The man was not scared or afraid to die, but I knew living would be hard for him, each passing day another little death. Blood had drained from his features and I looked into the gray, blue-shadowed face of a corpse.
“No, mister, you're in it,” Wes said, smiling. “There ain't a way out. You brought it, and now you pay the piper.” He raised his Colt, took careful aim and shot the old man between the eyes.
The blond man was clinging to life, coughing up black blood. He turned his head as the older man fell into the dirt beside him. “Pa!” He reached out and put his hand on his father's chest. His mouth was a shocked, scarlet O. “Are you kilt dead, Pa?”

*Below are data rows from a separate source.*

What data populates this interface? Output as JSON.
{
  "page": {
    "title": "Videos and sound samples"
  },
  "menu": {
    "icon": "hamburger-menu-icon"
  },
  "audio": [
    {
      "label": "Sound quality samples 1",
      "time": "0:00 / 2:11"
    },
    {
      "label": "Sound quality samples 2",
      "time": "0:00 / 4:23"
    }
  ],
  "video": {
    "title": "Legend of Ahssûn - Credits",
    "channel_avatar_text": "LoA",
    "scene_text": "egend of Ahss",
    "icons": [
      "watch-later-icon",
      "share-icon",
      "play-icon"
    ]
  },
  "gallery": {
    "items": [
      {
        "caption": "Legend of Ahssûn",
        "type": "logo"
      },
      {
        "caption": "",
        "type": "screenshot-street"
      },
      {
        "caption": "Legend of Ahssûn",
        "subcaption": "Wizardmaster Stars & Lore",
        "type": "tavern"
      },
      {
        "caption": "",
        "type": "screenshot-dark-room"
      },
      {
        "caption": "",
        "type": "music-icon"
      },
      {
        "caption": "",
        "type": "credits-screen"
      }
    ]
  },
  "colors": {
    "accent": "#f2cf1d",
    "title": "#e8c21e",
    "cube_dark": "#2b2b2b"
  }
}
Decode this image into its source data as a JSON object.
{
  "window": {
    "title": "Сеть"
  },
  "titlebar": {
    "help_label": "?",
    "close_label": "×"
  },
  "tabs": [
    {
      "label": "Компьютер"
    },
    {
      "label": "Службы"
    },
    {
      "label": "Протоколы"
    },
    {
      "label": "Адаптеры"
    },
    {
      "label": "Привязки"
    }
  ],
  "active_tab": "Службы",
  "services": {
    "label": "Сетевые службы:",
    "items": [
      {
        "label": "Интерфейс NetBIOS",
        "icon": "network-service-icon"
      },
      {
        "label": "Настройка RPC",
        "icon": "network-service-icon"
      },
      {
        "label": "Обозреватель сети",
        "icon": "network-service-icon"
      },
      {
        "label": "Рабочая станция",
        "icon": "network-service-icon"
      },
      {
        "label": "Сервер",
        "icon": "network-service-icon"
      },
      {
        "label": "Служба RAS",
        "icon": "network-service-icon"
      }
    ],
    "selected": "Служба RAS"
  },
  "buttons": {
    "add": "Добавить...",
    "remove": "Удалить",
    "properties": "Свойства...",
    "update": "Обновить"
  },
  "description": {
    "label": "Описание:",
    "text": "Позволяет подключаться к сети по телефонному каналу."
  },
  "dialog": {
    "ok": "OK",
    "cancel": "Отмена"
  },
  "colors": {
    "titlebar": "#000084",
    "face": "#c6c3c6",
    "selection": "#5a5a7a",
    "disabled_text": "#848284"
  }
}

“Yeah, he's kilt dead,” Wes said. “Now go join him in hell.”
The Colt roared again . . . and then only the desert wind made a sound.
I reckon the whole population of the town, maybe a dozen men and a couple women, young'uns clutching at their skirts, stood in the street and stared at the three sprawled bodies. The faces of the men and women were expressionless. They looked like so many painted dolls as they tried to come to grips with the violence and sudden death that had come into their midst.

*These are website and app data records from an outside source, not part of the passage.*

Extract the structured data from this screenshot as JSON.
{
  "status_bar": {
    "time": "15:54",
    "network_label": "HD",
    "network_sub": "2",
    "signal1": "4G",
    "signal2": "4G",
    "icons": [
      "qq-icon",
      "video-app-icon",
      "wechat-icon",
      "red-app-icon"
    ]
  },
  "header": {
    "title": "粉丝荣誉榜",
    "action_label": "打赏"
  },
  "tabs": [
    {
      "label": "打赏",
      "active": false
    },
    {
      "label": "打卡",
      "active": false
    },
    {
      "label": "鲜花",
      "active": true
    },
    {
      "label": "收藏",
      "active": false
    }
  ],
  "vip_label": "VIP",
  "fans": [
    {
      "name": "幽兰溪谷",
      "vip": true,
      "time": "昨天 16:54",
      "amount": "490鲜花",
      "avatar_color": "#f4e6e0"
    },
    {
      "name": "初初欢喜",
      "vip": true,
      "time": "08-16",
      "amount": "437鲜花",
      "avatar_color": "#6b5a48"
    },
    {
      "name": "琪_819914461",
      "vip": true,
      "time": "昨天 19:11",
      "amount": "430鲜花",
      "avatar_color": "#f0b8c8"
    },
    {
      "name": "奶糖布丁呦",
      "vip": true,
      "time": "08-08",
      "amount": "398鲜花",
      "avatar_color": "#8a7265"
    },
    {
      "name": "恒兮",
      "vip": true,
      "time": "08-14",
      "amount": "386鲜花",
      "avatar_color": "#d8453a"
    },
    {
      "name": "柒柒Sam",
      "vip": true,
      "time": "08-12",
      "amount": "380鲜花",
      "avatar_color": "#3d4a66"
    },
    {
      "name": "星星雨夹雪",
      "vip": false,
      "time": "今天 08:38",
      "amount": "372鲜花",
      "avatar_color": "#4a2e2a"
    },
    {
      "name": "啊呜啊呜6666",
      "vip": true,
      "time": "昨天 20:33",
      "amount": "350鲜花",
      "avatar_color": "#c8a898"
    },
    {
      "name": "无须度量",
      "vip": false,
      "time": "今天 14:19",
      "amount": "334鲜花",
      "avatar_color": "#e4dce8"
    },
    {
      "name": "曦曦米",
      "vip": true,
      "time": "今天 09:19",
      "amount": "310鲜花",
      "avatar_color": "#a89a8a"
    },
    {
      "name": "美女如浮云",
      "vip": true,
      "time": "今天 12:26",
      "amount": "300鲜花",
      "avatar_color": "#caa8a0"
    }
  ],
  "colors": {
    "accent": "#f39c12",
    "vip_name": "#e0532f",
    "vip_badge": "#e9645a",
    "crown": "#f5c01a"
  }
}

“This won't do,” the bartender said. “This is a job for the law.” He glanced hopefully around the crowd, but nobody had listened to him.

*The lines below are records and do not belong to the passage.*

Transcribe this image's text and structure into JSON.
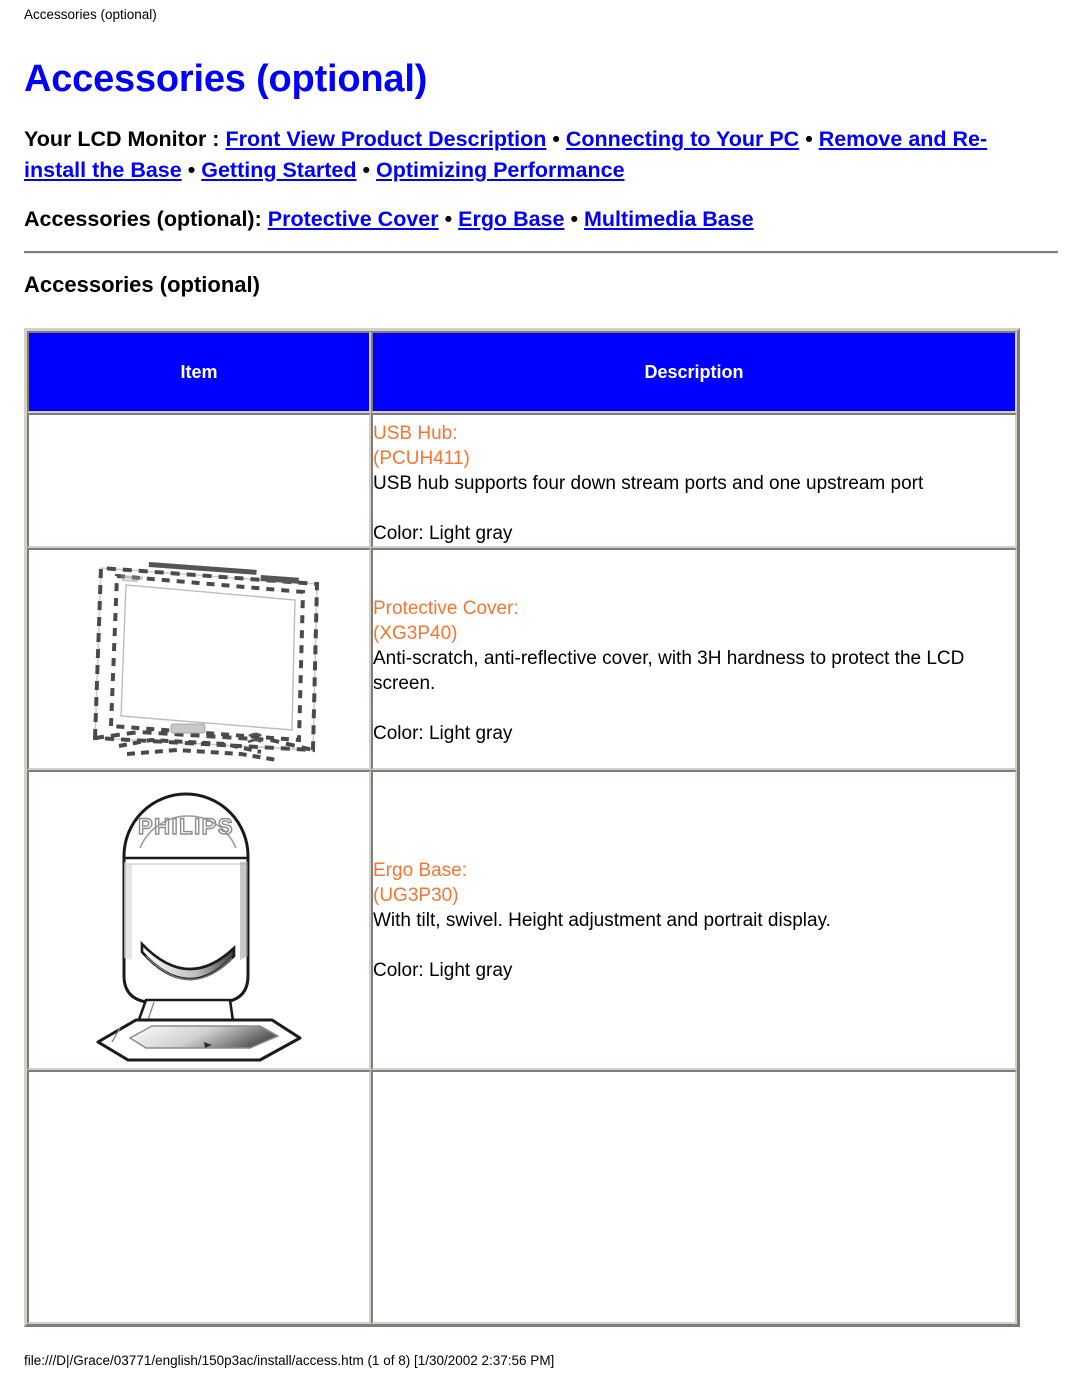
{
  "page_header": "Accessories (optional)",
  "title": "Accessories (optional)",
  "nav": {
    "line1_lead": "Your LCD Monitor",
    "line1_colon": " : ",
    "line1_links": [
      "Front View Product Description",
      "Connecting to Your PC",
      "Remove and Re-install the Base",
      "Getting Started",
      "Optimizing Performance"
    ],
    "line2_lead": "Accessories (optional):",
    "line2_links": [
      "Protective Cover",
      "Ergo Base",
      "Multimedia Base"
    ],
    "separator": "•"
  },
  "section_title": "Accessories (optional)",
  "table": {
    "headers": [
      "Item",
      "Description"
    ],
    "rows": [
      {
        "item_art": "none",
        "name": "USB Hub:",
        "code": "(PCUH411)",
        "description": "USB hub supports four down stream ports and one upstream port",
        "color": "Color: Light gray"
      },
      {
        "item_art": "lcd-monitor-dashed-outline",
        "name": "Protective Cover:",
        "code": "(XG3P40)",
        "description": "Anti-scratch, anti-reflective cover, with 3H hardness to protect the LCD screen.",
        "color": "Color: Light gray"
      },
      {
        "item_art": "philips-ergo-base-stand",
        "name": "Ergo Base:",
        "code": "(UG3P30)",
        "description": "With tilt, swivel. Height adjustment and portrait display.",
        "color": "Color: Light gray"
      },
      {
        "item_art": "none",
        "name": "",
        "code": "",
        "description": "",
        "color": ""
      }
    ]
  },
  "artwork_labels": {
    "ergo_brand": "PHILIPS"
  },
  "footer": "file:///D|/Grace/03771/english/150p3ac/install/access.htm (1 of 8) [1/30/2002 2:37:56 PM]",
  "colors": {
    "link": "#0000ff",
    "title": "#0000ff",
    "header_bg": "#0000ff",
    "header_text": "#ffffff",
    "product_accent": "#f87431",
    "body_text": "#000000"
  }
}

Fat blowflies had already formed a black, crawling crust on the gory faces of the dead and I fancied I already got a whiff of the stench of decay.
The bartender, who seemed to have appointed himself spokesman for the whole town, looked at Wes. “Who were they, mister?”
“Damned if I know.”
The bartender made it official. He reached into his vest pocket and took out a lawman's star that he pinned to his chest. The star looked as though it had been cut from the bottom of a bean can. “I heard one of them say they were here for Sonny,” the bartender-sheriff said. “You ever hear of him?”
Wes shook his head. “No, I don't reckon I have. Unless his name was spelled with a
“You ever hear of a man named Sunny, with a
“No. I don't reckon I have.” With every eye on him, Wes made one of those grandstand plays that helped make him famous. He spun those big Colts and they were still spinning when he dropped them into their holsters. “Sheriff, a man in my line of business makes a lot of enemies. Hell, I can't keep track of all the men who want to kill me.”
“And what is your business?” the sheriff said.
“I'm a shootist,” Wes said.
Me, I looked into John Wesley's eyes then. There was no meanness, no blue, luminous light I've seen in a man's eyes when he takes pleasure in a killing . . . but there was something else.
Wes looked around the crowd, his gaze moving from face to stunned face, and his eyes were bright, questioning.
Look at me! Look at me everybody. Have you ever seen my like before?
Right then, John Wesley was Narcissus at the pool, the man who fell madly in love with his own reflection.
And the people around him, as soon as the gunshots stopped ringing in their ears, fed his vanity.
All of a sudden, men were slapping him on the back, shaking his hand, telling him he'd done good. The women looked at him from under lowered eyelashes and wondered what it would be like to take a gladiator to bed.
Even the sheriff stepped off the distance between Wes and the dead men and grinned at the crowd. “Ten paces, by God. And three men hurled into eternity in the space of a moment!”
This drew a cheer, and Wes bowed and grinned and basked in the adulation.
He was but seventeen years old and he'd killed eleven white men.
The newspapers had made him a named gunfighter, up there with the likes of Longley and Hickok, and he'd have to live with it.
And me, I thought,
But in the end they'll kill you, Wes. One day the folks will forget all about you and that will be your death.